“It’s the same reason people go to theme parks,” David J. Peterson told Refinery29. “You can pretend you’re on the show. Other aspects of production, like costumes and sets, just need to look a certain way. But the language — that’s real. If you learn the language, you have 100% of what was in the show. That can never happen with any other aspect.”
Menaka Kumar, an undergraduate from North Carolina, said learning High Valyrian on Duolingo has deepened her connection to Game of Thrones. “I already loved the show but knowing the language makes me feel closer to the Game of Thrones universe,” Kumar told Refinery29 in an email. “Now I can understand the things the characters say who speak High Valyrian.”
“It’s a way of expressing yourself as a fan,” Alison Emmert, a long-time fan of the books and show, told Refinery29 over the phone. Like Kumar, she eagerly began the High Valyrian course when it appeared on Duolingo in 2017.
When the Dothraki reappeared in season 7 to fight the Lannisters, Hayslett was overjoyed. “I was freaking out. I never had a prouder moment in my life. I was cheering, ‘Hell yah, but the Dothraki version,” he said.
This particular facet of the Game of Thrones fandom requires extracurricular work.
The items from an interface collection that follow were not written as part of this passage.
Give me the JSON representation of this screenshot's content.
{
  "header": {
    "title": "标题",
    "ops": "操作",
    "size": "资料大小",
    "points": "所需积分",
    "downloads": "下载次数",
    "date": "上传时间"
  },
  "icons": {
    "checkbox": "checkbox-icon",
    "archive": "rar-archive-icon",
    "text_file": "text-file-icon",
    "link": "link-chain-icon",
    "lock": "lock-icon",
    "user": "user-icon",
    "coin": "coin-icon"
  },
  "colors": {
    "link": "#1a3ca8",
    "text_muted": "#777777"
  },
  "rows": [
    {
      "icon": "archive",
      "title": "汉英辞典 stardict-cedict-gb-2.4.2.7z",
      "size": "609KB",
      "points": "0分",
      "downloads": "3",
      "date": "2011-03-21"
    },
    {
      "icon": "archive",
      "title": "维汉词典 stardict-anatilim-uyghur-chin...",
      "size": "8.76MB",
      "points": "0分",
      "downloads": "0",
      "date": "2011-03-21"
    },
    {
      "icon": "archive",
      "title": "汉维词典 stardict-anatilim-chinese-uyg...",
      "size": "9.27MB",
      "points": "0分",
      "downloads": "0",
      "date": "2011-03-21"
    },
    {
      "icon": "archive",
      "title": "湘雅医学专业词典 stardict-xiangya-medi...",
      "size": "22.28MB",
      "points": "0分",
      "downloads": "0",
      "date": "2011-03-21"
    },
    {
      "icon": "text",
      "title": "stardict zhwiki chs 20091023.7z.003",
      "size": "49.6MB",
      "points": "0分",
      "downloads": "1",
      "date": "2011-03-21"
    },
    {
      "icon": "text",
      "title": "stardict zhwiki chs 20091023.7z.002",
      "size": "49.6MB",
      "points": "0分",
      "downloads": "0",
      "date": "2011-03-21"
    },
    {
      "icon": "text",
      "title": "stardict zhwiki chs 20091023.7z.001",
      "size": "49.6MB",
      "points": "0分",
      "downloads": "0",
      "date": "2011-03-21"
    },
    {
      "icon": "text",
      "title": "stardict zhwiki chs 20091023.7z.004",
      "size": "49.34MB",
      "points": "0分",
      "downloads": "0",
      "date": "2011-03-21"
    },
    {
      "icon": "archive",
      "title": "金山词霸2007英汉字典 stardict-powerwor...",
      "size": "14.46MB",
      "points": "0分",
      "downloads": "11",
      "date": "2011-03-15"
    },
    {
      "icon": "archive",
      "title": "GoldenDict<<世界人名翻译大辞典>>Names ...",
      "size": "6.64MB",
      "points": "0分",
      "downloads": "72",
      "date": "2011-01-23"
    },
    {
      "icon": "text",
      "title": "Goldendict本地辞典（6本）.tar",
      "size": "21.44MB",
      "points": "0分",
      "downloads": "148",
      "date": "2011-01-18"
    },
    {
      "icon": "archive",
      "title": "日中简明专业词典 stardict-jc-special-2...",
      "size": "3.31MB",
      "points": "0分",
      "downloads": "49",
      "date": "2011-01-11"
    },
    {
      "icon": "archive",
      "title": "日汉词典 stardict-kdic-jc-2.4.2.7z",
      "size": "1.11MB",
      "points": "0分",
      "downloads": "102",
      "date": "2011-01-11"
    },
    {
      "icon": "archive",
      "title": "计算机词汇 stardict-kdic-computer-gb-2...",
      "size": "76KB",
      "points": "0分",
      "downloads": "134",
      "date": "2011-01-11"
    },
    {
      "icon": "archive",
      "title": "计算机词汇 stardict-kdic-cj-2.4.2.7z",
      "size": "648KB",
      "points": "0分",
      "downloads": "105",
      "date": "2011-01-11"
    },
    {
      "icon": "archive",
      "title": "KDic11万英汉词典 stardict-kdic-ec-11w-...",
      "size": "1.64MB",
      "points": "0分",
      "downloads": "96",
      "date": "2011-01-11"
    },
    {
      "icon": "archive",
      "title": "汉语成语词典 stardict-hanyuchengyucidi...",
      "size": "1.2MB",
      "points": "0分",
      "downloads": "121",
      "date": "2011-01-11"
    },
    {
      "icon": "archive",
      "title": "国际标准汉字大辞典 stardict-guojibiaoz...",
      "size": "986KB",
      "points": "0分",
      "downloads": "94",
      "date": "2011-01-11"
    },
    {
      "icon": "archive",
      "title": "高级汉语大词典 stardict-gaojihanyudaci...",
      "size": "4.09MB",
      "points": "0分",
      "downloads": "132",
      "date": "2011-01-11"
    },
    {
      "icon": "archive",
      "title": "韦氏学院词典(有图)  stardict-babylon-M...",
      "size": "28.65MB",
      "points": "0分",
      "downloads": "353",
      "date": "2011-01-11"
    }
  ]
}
The pace of conversation in “Rhaesh Dothraki” Discord channel is casual and enthusiastic, structured around a daily question and vocabulary challenge. Discussions in Dothraki, the group’s only common tongue, ensues. “It’s as hard as any other language,” Adrian Gracia, a 19-year-old based in Spain who’s been learning Dothraki since 2018, told Refinery29.
In addition to going over grammar, the independent community of speakers has kept the language evolving beyond the show’s dispersed, Essos-set scenes.
“We get to steer it where we want to go. Which was one of my original motivations for learning Dothraki. I want to guide the life of a fictional language and to make sure it’s not as misogynist, violent, and hypermasculine as in the show. Let’s guide Dothraki to a gentler place,” Hayslett said.
Which is quite a goal, considering the Dothraki’s reputation as a notoriously violent people. In addition to being a war-mongerer, Khal Drogo (Jason Momoa) rapes his teen bride, Daenerys Targaryen (Emila Clarke), on their wedding night. All in a Khal’s day’s work.
But within the language, Hayslett sees evidence for another Dothraki — a society that’s not depicted in Game of Thrones. “There are gender neutral pronouns. They’re very anti-capitalist — there’s no such thing as ‘work,’ that’s a joy. They have a non-Western view of whiteness and Blackness. They have more words for kinds of brown skin tone than they do for white skin,” Hayslett said.
Offline, Hayslett and the group’s leader (or khal), a 20-year-old Minnesota-based linguistics student named Connor, try to coax that hidden Dothraki culture into being. They’re creating a Dothraki Atlas, with entries for the people’s diet, musical instruments, and life ceremonies, using the language as a primary source.
“I created an astrology system based on the time of day and season you were born. I’m a grass sister,” Hayslett confessed.
Most learners don’t quite approach Game of Thrones con-langs with Hayslett’s zeal. According to Duolingo, there are currently 913k actively High Valyrian learners, meaning people who have completed at least one lesson in the past 12 months, and 1.2 million people have started the course. From those numbers, it’s tough to glean how many people are regularly taking the course, and how far they’re proceeding.
While Emmert is aiming toward conversational fluency in High Valyrian, her priority is still on French and Spanish — the languages that allow her to travel the world, not just TV show universes.
“I would like to be fluent in real languages,” Emmert said. “But I hope that one day I might be able to pull up some High Valyrian phrases on the top of my head instead of having to look them up.”